LONDON -- In the 1950s and 1960s, it seemed as if Wimbledon turned into a mini version of Australia every summer, so successful were its players. Between 1950 and 1969, there was an Australian man in 17 of 20 finals, and in the 1960s, Australian men won eight singles titles and produced 15 of the 20 men's finalists.
Only two Australian men -- Pat Cash in 1987 and Lleyton Hewitt in 2002 -- have won the title since John Newcombe picked up the last of his three titles here in 1971, but the tradition of Australians at Wimbledon lives on.
Every year, just a short walk from the gates of the All England Club, in a house rented for the fortnight by Tennis Australia, the country's incredible Wimbledon history is celebrated in a very Aussie way -- with a barbecue, a few beers and some great, well-told stories.
Referred to as "Aussie house," it is a home used for a combination of meetings, functions and this now-traditional celebration.
This year's honoree was Rod Laver, the greatest of the lot. It has been 50 years since Laver won Wimbledon for the fourth and last time, his win extra special as it came in the year that he completed the Grand Slam of all four majors, for the second time, having done it first in 1962.
Unable to compete at Wimbledon for five years after he turned professional in 1962, Laver returned to Wimbledon to win the title in 1968. Then in 1969, he beat Newcombe in four sets to win again at the age of 30.
Fifty years later, he was the guest of honor at the barbecue, with Newcombe leading the tributes to a man who lit up the sport for more than a decade, winning 11 Grand Slam titles.
"I thought it was great," Newcombe told ESPN.com. "I interviewed Rod up there [on the stage]."
Laver was presented with an original Wimbledon program from 1969, as well as an engraved section of the seat he sat on during his win over Newcombe. In front of his old friends and many players who were inspired by his achievements, Laver told stories of 1969 and his career, and offered a few opinions on the players of today.
Newcombe, Fred Stolle and Neale Fraser were among the Grand Slam champions in attendance, but the evening is about more than just having some nice food and a good glass of wine. Rather, it's a chance for generations of Australian players to meet informally, and for the older generations to chat with the young players about their experiences, hoping some of it might rub off.
Few of the younger players were able to attend this year, but in previous years, Newcombe said the players of the past have been happy to offer their advice.
"That's the main point of it," he said. "I'd get Fred Stolle or Mark Woodforde or myself to talk to the kids about the first time we came to Wimbledon and what it means. It was a way of breaking the young kids into the culture.
"It was a pity the young players were not there to hear Rod, because he won't be around forever."
It was Newcombe who began the tradition many years ago, hosting a barbecue at his own house, also near the All England Club. But as the guests grew in number, Tennis Australia decided to rent a place itself, less than 10 minutes from the grounds.

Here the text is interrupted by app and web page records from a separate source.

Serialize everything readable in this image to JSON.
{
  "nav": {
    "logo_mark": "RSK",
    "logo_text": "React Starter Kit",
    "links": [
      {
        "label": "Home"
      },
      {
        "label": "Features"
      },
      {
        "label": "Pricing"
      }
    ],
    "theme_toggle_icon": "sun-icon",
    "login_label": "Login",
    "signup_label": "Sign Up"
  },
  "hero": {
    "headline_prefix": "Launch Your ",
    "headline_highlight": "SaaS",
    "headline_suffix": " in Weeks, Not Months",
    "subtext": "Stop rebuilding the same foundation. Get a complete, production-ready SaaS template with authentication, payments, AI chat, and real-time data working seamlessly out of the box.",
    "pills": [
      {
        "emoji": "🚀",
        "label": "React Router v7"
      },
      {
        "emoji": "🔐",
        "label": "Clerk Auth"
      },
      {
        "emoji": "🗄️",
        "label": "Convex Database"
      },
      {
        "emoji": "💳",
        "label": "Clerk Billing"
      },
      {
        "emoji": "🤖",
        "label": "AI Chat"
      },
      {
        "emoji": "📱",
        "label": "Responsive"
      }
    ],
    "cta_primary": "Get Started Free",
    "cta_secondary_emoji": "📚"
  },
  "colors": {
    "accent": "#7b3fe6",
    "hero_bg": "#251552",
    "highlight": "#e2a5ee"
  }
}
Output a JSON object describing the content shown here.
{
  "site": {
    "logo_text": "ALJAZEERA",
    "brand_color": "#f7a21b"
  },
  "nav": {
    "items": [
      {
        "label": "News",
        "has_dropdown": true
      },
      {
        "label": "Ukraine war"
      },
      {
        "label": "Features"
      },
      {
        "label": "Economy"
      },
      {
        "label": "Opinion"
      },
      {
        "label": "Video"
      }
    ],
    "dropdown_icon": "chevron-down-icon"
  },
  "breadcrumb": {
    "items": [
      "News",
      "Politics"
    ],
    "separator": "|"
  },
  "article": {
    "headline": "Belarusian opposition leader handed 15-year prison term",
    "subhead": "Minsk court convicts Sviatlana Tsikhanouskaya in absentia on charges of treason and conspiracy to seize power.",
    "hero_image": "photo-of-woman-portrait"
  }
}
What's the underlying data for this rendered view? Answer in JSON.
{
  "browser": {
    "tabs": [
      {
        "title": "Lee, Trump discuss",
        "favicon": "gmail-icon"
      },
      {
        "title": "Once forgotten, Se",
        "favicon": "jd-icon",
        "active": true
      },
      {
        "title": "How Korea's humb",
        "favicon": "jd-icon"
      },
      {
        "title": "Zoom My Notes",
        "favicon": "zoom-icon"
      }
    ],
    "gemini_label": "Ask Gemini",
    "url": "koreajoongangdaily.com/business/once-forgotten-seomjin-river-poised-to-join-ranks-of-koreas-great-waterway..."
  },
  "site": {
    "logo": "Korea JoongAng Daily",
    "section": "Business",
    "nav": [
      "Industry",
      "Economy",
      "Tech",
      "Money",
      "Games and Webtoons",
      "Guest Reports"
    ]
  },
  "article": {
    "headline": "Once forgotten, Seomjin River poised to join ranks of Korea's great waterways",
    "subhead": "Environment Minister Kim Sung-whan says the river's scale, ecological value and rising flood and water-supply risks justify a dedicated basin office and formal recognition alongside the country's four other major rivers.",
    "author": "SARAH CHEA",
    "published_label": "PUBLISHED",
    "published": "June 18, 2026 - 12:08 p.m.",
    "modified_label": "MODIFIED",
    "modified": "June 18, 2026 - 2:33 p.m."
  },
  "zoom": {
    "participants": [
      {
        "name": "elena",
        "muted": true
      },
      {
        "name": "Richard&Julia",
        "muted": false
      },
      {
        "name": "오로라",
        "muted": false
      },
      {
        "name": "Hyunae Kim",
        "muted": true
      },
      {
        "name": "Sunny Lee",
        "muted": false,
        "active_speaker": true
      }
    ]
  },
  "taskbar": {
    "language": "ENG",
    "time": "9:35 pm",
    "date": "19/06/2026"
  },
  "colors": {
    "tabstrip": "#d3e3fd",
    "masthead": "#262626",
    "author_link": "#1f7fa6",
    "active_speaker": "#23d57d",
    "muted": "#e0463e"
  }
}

"We've got such great legends, and we've got to connect the legends as much as we can to the current generation of players," Craig Tiley, the head of Tennis Australia, told ESPN.com. "A lot of times our legends act as mentors as well to them, so this just gives them another platform. We celebrate with an Aussie legend every time.
"It's a connection to the Aussie playing group and the Aussie team, and having it in a location close to the courts, it's a place where anyone who either works for the organization, or even players, can come. It's typical Aussie, a low-key house. ... It's an easy house. We kind of camp all over the place.
"It's a place where people can go to have a chat, every night we've got something on. We had some meetings with external agencies that we've been working with. It just makes a lot of sense. We wouldn't be able to do what we do if we didn't have this opportunity."
When Ash Barty won the French Open last month, she became the first Australian woman to win in Paris since Margaret Court in 1973. The last Australian woman to win Wimbledon was Evonne Goolagong, in 1980. Barty described Goolagong as her hero, and Tiley said that the annual Wimbledon celebration was designed to help establish the kind of connection the two women share.
"Without this kind of thing, Ash and Evonne knowing each other just doesn't happen," he said. "They don't [usually] get a chance to connect and have that conversation in a social setting.
"We have a number of connections there through Grand Slam champions, but it's casual. It's a nice barbecue, we have some nice food, we stick up a marquee, we've got a lawn and it's very Aussie, very casual."